When a company is determining how to advertise their products to consumers, they focus on its unique selling points (USPs) - the things which make the product different from any other. It may be that it is smaller, lasts longer or tastes better than its competitors. The same principle applies to you when you are applying for a new job.
You need to think about your unique selling points. What is the one reason that an employer should hire you above all other candidates? What can you bring that is unique or where can you add value to the position/company? What skills and experience do you have that will meet their needs?
Employers can receive hundreds of applications for each vacancy, so it is important that you make your application stand out and get short listed for an interview.
Here are a few ways to help you to identify your USPs:
What are your skills?
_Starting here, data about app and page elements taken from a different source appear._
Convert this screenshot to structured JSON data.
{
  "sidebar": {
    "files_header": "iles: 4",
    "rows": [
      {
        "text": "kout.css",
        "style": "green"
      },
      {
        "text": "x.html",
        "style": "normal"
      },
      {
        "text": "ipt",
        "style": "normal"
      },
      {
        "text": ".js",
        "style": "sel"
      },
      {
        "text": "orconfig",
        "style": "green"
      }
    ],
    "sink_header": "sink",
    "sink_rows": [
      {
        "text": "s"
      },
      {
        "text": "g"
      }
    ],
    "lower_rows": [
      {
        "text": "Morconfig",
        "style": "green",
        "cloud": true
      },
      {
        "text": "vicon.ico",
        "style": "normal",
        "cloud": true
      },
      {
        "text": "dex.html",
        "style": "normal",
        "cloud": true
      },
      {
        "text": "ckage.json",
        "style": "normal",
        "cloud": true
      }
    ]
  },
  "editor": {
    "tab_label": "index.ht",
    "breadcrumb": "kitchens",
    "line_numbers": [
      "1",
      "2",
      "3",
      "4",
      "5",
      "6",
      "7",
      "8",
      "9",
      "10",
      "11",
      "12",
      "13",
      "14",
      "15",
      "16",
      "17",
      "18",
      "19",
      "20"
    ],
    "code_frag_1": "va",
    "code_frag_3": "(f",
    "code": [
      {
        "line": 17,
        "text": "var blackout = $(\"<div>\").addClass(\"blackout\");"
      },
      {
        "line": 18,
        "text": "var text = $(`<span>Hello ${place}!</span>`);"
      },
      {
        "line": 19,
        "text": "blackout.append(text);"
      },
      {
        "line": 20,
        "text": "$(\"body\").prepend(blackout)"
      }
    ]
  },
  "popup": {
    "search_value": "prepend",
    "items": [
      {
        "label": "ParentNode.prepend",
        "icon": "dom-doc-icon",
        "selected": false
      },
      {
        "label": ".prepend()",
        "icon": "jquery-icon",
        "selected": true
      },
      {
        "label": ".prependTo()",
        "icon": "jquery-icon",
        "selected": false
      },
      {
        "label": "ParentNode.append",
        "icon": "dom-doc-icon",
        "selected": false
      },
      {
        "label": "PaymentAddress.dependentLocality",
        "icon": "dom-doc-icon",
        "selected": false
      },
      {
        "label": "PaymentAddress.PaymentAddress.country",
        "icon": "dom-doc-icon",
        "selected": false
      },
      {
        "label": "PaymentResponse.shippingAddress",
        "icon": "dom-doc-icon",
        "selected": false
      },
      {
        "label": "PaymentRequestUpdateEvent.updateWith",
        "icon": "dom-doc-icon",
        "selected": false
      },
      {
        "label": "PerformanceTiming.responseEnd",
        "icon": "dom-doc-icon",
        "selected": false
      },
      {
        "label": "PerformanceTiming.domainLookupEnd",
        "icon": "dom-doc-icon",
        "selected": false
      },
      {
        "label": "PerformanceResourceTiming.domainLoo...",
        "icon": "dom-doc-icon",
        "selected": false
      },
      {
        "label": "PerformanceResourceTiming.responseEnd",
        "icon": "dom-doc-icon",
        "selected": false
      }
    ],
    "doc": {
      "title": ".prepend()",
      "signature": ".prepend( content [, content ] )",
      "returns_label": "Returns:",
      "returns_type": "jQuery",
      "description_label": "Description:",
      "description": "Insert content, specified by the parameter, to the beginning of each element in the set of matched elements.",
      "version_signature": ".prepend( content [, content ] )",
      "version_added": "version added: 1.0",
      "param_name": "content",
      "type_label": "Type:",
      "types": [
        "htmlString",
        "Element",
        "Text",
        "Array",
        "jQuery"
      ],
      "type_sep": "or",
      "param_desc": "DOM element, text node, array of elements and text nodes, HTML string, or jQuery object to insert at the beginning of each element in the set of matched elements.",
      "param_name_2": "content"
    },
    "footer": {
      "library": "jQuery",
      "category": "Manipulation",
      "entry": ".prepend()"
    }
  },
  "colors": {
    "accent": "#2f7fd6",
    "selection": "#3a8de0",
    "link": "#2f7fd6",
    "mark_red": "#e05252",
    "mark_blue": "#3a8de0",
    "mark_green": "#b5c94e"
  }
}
Put yourself in the shoes of your clients or colleagues. The image that you have of yourself may differ from the image that you project and you may find that a skill you excel at but consider to be routine, is highly regarded and desired by others.
What's your benefit?
But, employers don't just buy skills: They buy solutions. So how can you make the company money, how can you save the company money and how can you resolve the problems that they have?
For instance, perhaps you are a project manager with a number of skills including software, hardware and management. Great! But that alone won't help you to stand out from every other project manager applying for the same position who has the same skills.
By thinking in more depth about your skills and abilities, you may realise that you are especially proficient at solving complex problems. So your USP is something along the lines of:
"Seasoned project manager who excels at identifying and solving problems"
Add strength to your skills
However, that is simply a feature. Now a benefit needs to be added to this USP.
Sticking to the project manager example, calculate how much money you have generated or saved your organisation during your employment. In this scenario, you may have saved your employer money while working on product implementation. Your USP now becomes:
"Seasoned project manager who excels at identifying and solving problems and has saved more than £300,000 of company expenditure while completing in excess of £1 million worth of projects during the past three years."
Now the employer can see that they will get return on their investment if they hire you.
Think about the needs are of the employer and how you can provide the solution. Don't just list your USPs though, sell them by demonstrating your experience or success - anyone can have 'strong organisational skills', but not everyone can give examples of instances when they have successfully implemented these attributes.